In general, a patent is infringed by one who makes, uses, sells, offers to sell, or imports a patented invention without the permission of the patent owner. This would mean that a wholesaler is liable for sales it makes to retailers, but not for the sales that retailers make to customers. These types of actions are generally referred to as direct infringement of the patent.
There are also two forms of indirect patent infringment–contributory infringement and induced infringement. No party can be liable for indirect infringement unless a direct infringement of the patent has occured.
Contributory infringement permits the patent owner to sue one who supplies a component of a patented machine or process, knowing that it may be used to infringe a patent. Contributory infringement is set forth in 35 U.S.C. § 271(c):
Whoever offers to sell or sells within the United States or imports into the United States a component of a patented machine, manufacture, combination or composition, or a material or apparatus for use in practicing a patented process, constituting a material part of the invention, knowing the same to be especially made or especially adapted for use in an infringement of such patent, and not a staple article or commodity of commerce suitable for substantial noninfringing use, shall be liable as a contributory infringer.
The elements of contributory infringement include the supplying of a component of a patented machine, manufacture, or material that can be used in a patented process; the knowledge that it may be used to infringe a patent; and that the supplied component is not simply a staple product that may have substantial non-infringing uses. Unlike direct infringement, contributory infringement includes a knowledge requirement. In general, one has to be aware of the patent to be guilty of contributorily infringing that patent.
Induced infringement is covered by 35 U.S.C. § 271(b):
Whoever actively induces infringement of a patent shall be liable as an infringer.

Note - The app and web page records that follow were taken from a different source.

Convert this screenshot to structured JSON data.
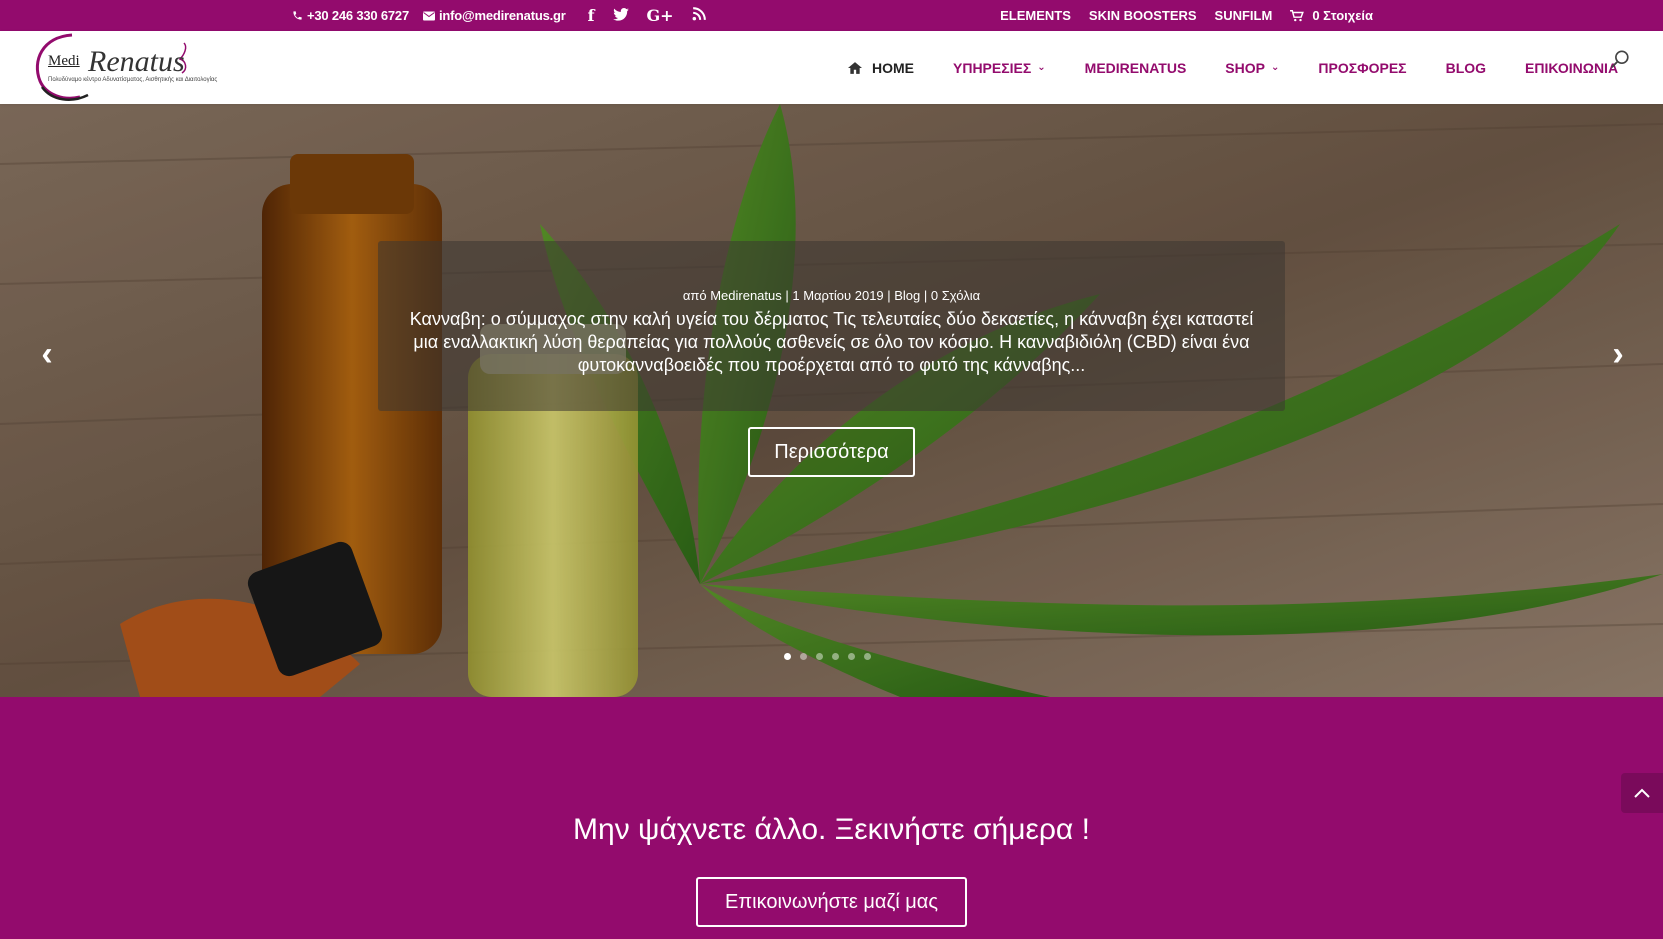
{
  "topbar": {
    "phone": "+30 246 330 6727",
    "email": "info@medirenatus.gr",
    "social": [
      "f",
      "t",
      "G+",
      "rss"
    ],
    "links": [
      "ELEMENTS",
      "SKIN BOOSTERS",
      "SUNFILM"
    ],
    "cart": "0 Στοιχεία"
  },
  "logo": {
    "medi": "Medi",
    "renatus": "Renatus",
    "tagline": "Πολυδύναμο κέντρο Αδυνατίσματος, Αισθητικής και Διαιτολογίας"
  },
  "nav": {
    "items": [
      "HOME",
      "ΥΠΗΡΕΣΙΕΣ",
      "MEDIRENATUS",
      "SHOP",
      "ΠΡΟΣΦΟΡΕΣ",
      "BLOG",
      "ΕΠΙΚΟΙΝΩΝΙΑ"
    ]
  },
  "slider": {
    "meta": "από Medirenatus | 1 Μαρτίου 2019 | Blog | 0 Σχόλια",
    "excerpt": "Κανναβη: ο σύμμαχος στην καλή υγεία του δέρματος Τις τελευταίες δύο δεκαετίες, η κάνναβη έχει καταστεί μια εναλλακτική λύση θεραπείας για πολλούς ασθενείς σε όλο τον κόσμο. Η κανναβιδιόλη (CBD) είναι ένα φυτοκανναβοειδές που προέρχεται από το φυτό της κάνναβης...",
    "button": "Περισσότερα",
    "prev": "‹",
    "next": "›",
    "slide_count": 6,
    "active_slide": 1
  },
  "cta": {
    "heading": "Μην ψάχνετε άλλο. Ξεκινήστε σήμερα !",
    "button": "Επικοινωνήστε μαζί μας"
  },
  "colors": {
    "brand": "#930b6d",
    "white": "#ffffff"
  }
}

Congress provided much less guidance for how to determine if one is liable for induced infringement. Courts have generally required liability for induced infringement to result from an intent to lead a party to directly infringe the patent. This could occur by including instructions or other types of assistance to a third party to infringe the patent. Thus, the requirement for liability for induced infringement requires that the infringer “knew or should have known” that its actions would induce infringement. Previously, Federal Circuit cases required that the infringer have actual knowledge of the patent. The Federal Circuit also has noted that liability requires a specific intent to encourage another’s infringement.

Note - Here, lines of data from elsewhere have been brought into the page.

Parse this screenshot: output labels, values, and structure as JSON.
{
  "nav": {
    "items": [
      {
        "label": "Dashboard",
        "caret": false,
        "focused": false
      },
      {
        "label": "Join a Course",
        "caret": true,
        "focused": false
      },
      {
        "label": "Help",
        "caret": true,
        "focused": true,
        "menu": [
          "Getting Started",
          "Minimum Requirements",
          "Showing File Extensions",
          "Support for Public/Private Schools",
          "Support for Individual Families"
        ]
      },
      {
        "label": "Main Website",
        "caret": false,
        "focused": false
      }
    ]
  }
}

SEB S.A. v. Montgomery Ward & Co., Inc.
Last week, the Federal Circuit issued its opinion in SEB S.A. v. Montgomery Ward & Co., Inc. In SEB, there was no evidence that the infringer had knowledge of the patent at the time it was found to be liable for induced infringement.

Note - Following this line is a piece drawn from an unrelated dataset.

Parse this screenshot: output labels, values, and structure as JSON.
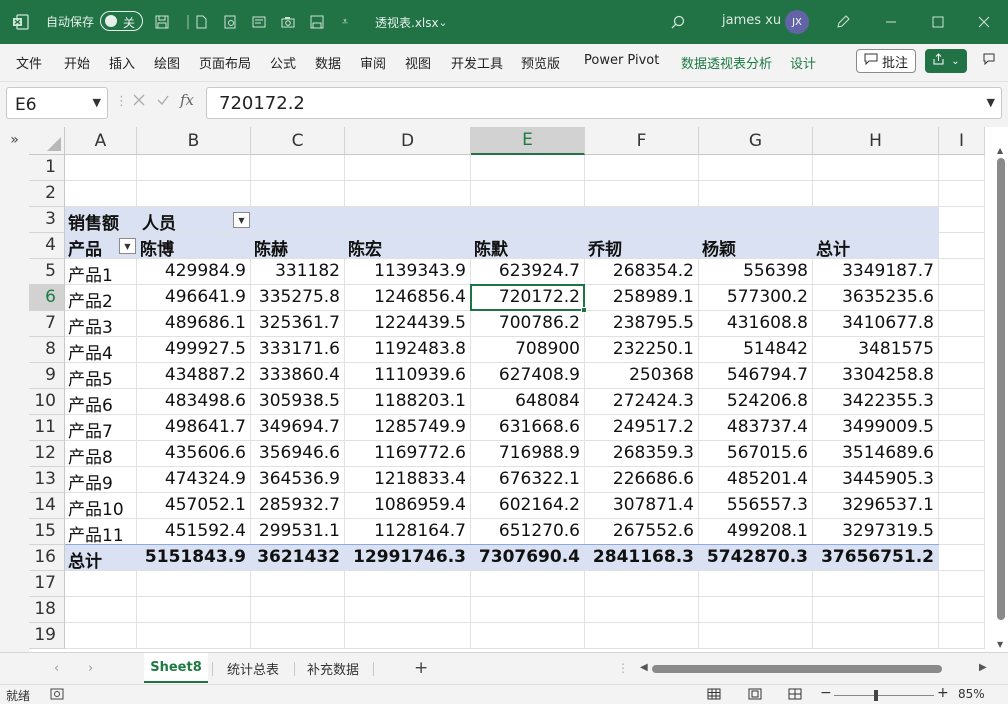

The Federal Circuit found that because the infringer had deliberately disregarded a known risk that the plaintiff had a patent, it should be liable for induced infringement. The infringer hired a patent attorney to perform a freedom-to-operate search, but did not tell the attorney that it had based its own product on the plaintiff’s product. While the infringer did not know that the product was covered by a patent, it might have at least had its attorney check this fact when he did the search. The record included evidence that the infringer had experience with patents and thus should have appreciated the risk.
A failure to inform one’s counsel of copying would be highly suggestive of deliberate indifference in most circumstances.
Thus, the Federal Circuit affirmed that jury verdict of induced infringement.